Task directions - Every line below that holds "screenshot" must be copied.

Data records -

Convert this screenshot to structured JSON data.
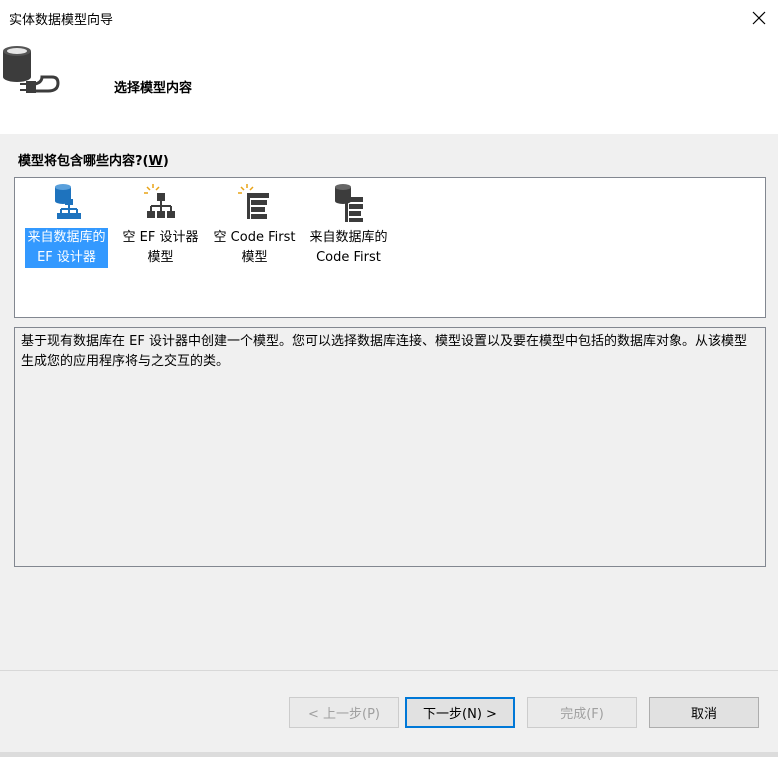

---

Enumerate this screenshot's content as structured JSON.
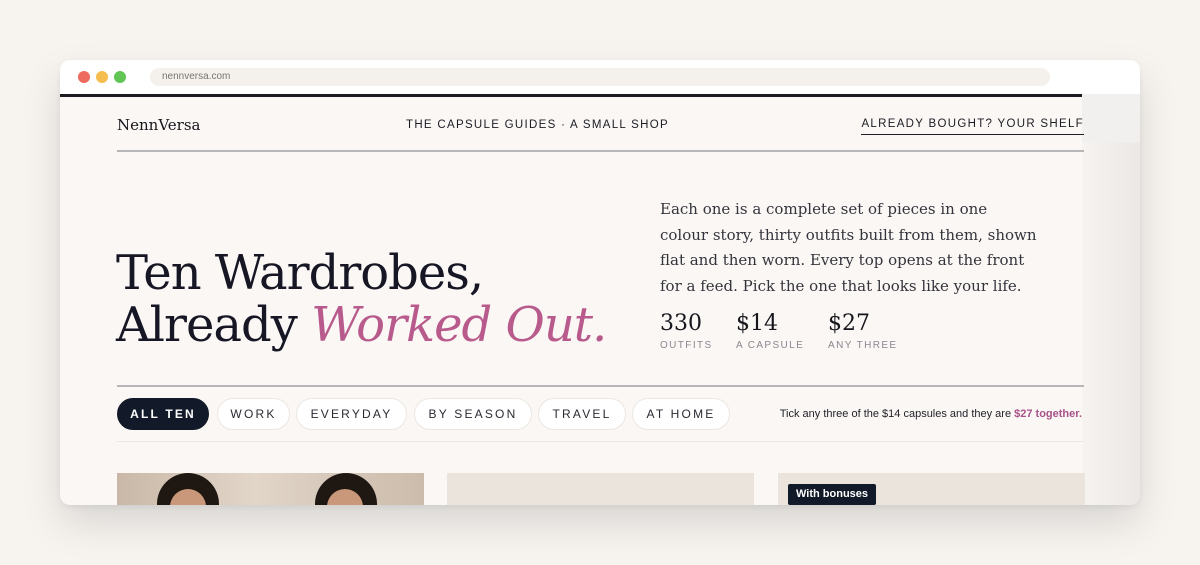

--

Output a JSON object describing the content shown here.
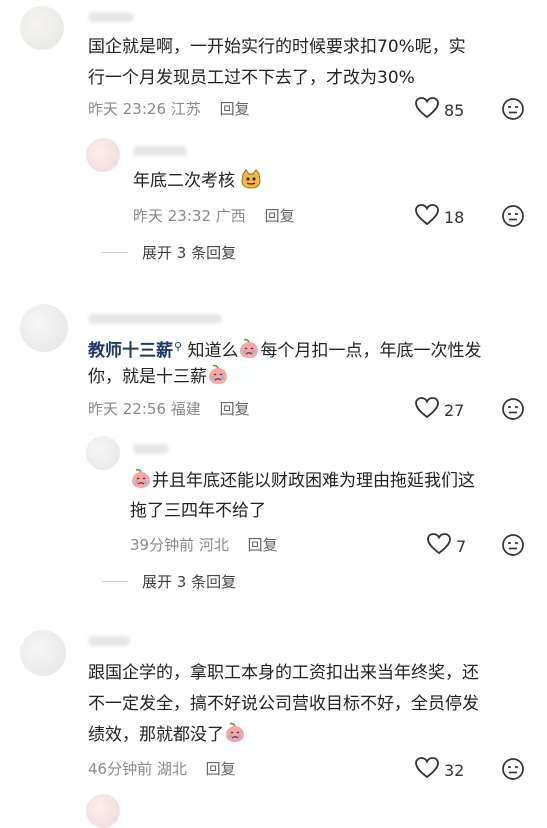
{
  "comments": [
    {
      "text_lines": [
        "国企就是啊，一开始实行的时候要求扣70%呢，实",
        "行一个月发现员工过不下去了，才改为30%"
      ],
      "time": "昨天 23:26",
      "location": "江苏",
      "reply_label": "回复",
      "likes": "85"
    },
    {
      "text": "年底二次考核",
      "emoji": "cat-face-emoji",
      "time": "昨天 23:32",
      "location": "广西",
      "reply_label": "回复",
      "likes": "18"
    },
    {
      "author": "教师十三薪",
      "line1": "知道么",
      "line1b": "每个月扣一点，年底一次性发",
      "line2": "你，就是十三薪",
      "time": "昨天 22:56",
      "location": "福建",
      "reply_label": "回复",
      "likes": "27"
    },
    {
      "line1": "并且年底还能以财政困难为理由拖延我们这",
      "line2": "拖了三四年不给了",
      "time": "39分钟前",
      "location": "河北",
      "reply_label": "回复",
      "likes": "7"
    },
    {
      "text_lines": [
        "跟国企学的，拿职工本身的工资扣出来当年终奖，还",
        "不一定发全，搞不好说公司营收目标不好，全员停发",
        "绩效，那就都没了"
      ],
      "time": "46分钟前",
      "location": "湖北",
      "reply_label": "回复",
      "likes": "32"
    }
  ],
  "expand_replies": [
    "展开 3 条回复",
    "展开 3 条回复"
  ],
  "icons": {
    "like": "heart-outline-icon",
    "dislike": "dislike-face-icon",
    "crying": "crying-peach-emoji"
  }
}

Result -
Convert this screenshot to structured JSON data.
Enumerate this screenshot's content as structured JSON.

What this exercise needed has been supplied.